Abstract Rationale, aims and objectives
Clinical nurse specialists (
CNSs) are major providers of transitional care. This paper describes a systematic review of randomized controlled trials ( RCTs) evaluating the clinical effectiveness and cost‐effectiveness of CNStransitional care. Methods
We searched 10 electronic databases, 1980 to
July 2013, and hand‐searched reference lists and key journals for RCTsthat evaluated health system outcomes of CNStransitional care. Study quality was assessed using the Cochrane Risk of Bias and Quality of Health Economic Studies tools. The quality of evidence for individual outcomes was assessed using the Grading of Recommendations Assessment, Development and Evaluation ( GRADE) tool. We pooled data for similar outcomes. Results

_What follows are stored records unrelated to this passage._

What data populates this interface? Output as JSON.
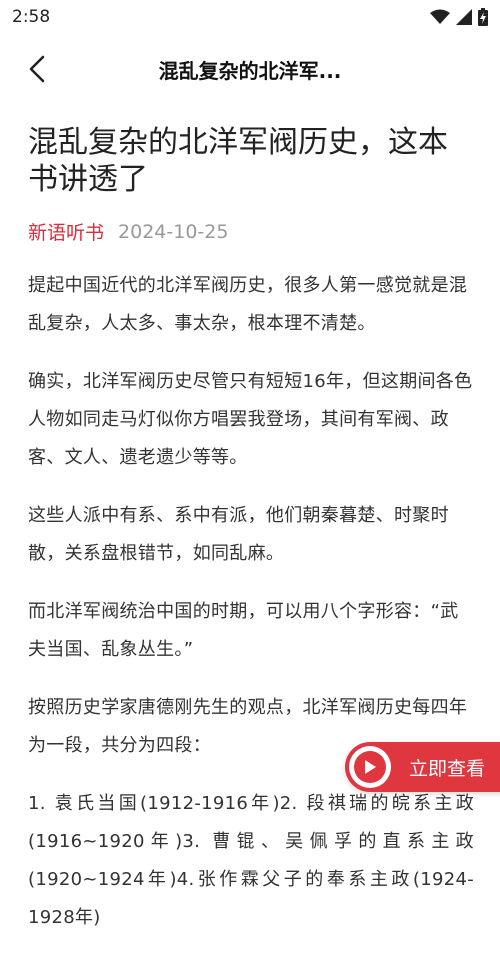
{
  "status": {
    "time": "2:58"
  },
  "nav": {
    "title": "混乱复杂的北洋军..."
  },
  "article": {
    "title": "混乱复杂的北洋军阀历史，这本书讲透了",
    "source": "新语听书",
    "date": "2024-10-25",
    "paragraphs": [
      "提起中国近代的北洋军阀历史，很多人第一感觉就是混乱复杂，人太多、事太杂，根本理不清楚。",
      "确实，北洋军阀历史尽管只有短短16年，但这期间各色人物如同走马灯似你方唱罢我登场，其间有军阀、政客、文人、遗老遗少等等。",
      "这些人派中有系、系中有派，他们朝秦暮楚、时聚时散，关系盘根错节，如同乱麻。",
      "而北洋军阀统治中国的时期，可以用八个字形容：“武夫当国、乱象丛生。”",
      "按照历史学家唐德刚先生的观点，北洋军阀历史每四年为一段，共分为四段：",
      "1. 袁氏当国(1912-1916年)2. 段祺瑞的皖系主政(1916~1920年)3. 曹锟、吴佩孚的直系主政(1920~1924年)4.张作霖父子的奉系主政(1924-1928年)"
    ]
  },
  "float_button": {
    "label": "立即查看"
  }
}
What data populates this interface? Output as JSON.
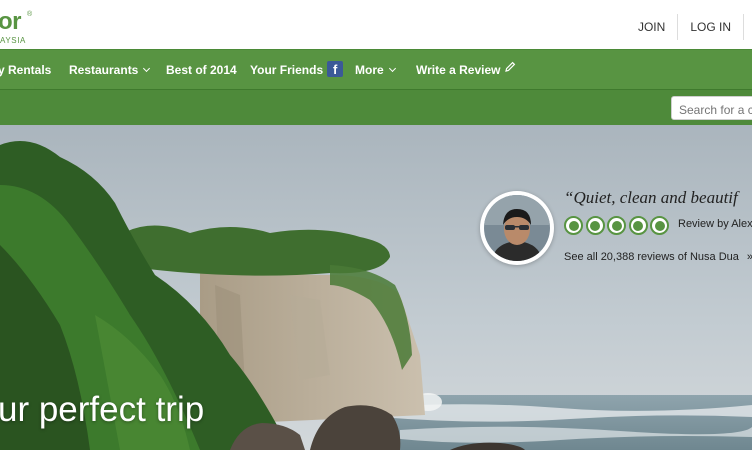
{
  "header": {
    "logo_text": "or",
    "logo_reg": "®",
    "logo_sub": "AYSIA",
    "join_label": "JOIN",
    "login_label": "LOG IN"
  },
  "nav": {
    "items": [
      {
        "label": "y Rentals"
      },
      {
        "label": "Restaurants"
      },
      {
        "label": "Best of 2014"
      },
      {
        "label": "Your Friends"
      },
      {
        "label": "More"
      },
      {
        "label": "Write a Review"
      }
    ],
    "facebook_glyph": "f"
  },
  "search": {
    "placeholder": "Search for a c"
  },
  "hero": {
    "title": "ur perfect trip",
    "review": {
      "quote": "“Quiet, clean and beautif",
      "rating": 5,
      "review_by": "Review by Alex",
      "see_all": "See all 20,388 reviews of Nusa Dua",
      "see_all_arrow": "»"
    }
  },
  "colors": {
    "brand_green": "#589442",
    "dark_green": "#4e8a3a",
    "facebook_blue": "#3b5998"
  },
  "icons": [
    "chevron-down-icon",
    "facebook-icon",
    "pencil-icon",
    "rating-bubble-icon"
  ]
}
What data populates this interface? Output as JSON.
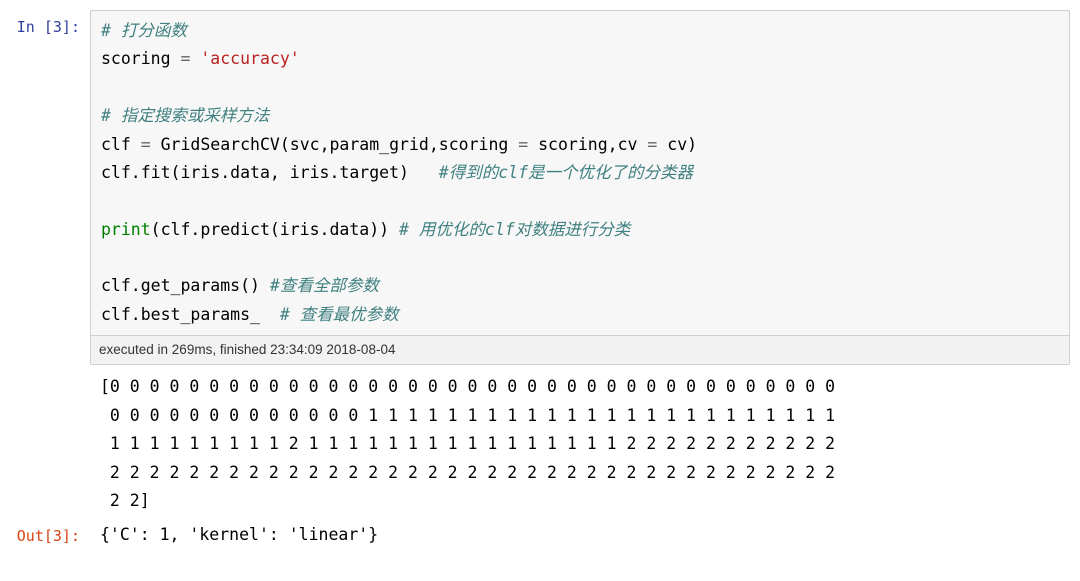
{
  "in_prompt": "In  [3]:",
  "out_prompt": "Out[3]:",
  "code": {
    "l1_comment": "# 打分函数",
    "l2_pre": "scoring ",
    "l2_op": "=",
    "l2_str": " 'accuracy'",
    "l3": "",
    "l4_comment": "# 指定搜索或采样方法",
    "l5_pre": "clf ",
    "l5_op": "=",
    "l5_post": " GridSearchCV(svc,param_grid,scoring ",
    "l5_op2": "=",
    "l5_post2": " scoring,cv ",
    "l5_op3": "=",
    "l5_post3": " cv)",
    "l6_pre": "clf.fit(iris.data, iris.target)   ",
    "l6_comment": "#得到的clf是一个优化了的分类器",
    "l7": "",
    "l8_builtin": "print",
    "l8_post": "(clf.predict(iris.data)) ",
    "l8_comment": "# 用优化的clf对数据进行分类",
    "l9": "",
    "l10_pre": "clf.get_params() ",
    "l10_comment": "#查看全部参数",
    "l11_pre": "clf.best_params_  ",
    "l11_comment": "# 查看最优参数"
  },
  "execution_info": "executed in 269ms, finished 23:34:09 2018-08-04",
  "stdout": "[0 0 0 0 0 0 0 0 0 0 0 0 0 0 0 0 0 0 0 0 0 0 0 0 0 0 0 0 0 0 0 0 0 0 0 0 0\n 0 0 0 0 0 0 0 0 0 0 0 0 0 1 1 1 1 1 1 1 1 1 1 1 1 1 1 1 1 1 1 1 1 1 1 1 1\n 1 1 1 1 1 1 1 1 1 2 1 1 1 1 1 1 1 1 1 1 1 1 1 1 1 1 2 2 2 2 2 2 2 2 2 2 2\n 2 2 2 2 2 2 2 2 2 2 2 2 2 2 2 2 2 2 2 2 2 2 2 2 2 2 2 2 2 2 2 2 2 2 2 2 2\n 2 2]",
  "out_result": "{'C': 1, 'kernel': 'linear'}"
}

RCTsof CNStransitional care were identified ( n= 2463 participants). The studies had low ( n= 3), moderate ( n= 8) and high ( n= 2) risk of bias and weak economic analyses. Post‐cancer surgery, CNScare was superior in reducing patient mortality. For patients with heart failure, CNScare delayed time to and reduced death or re‐hospitalization, improved treatment adherence and patient satisfaction, and reduced costs and length of re‐hospitalization stay. For elderly patients and caregivers, CNScare improved caregiver depression and reduced re‐hospitalization, re‐hospitalization length of stay and costs. For high‐risk pregnant women and very low birthweight infants, CNScare improved infant immunization rates and maternal satisfaction with care and reduced maternal and infant length of hospital stay and costs. Conclusions
There is low‐quality evidence that
CNStransitional care improves patient health outcomes, delays re‐hospitalization and reduces hospital length of stay, re‐hospitalization rates and costs. Further research incorporating robust economic evaluation is needed.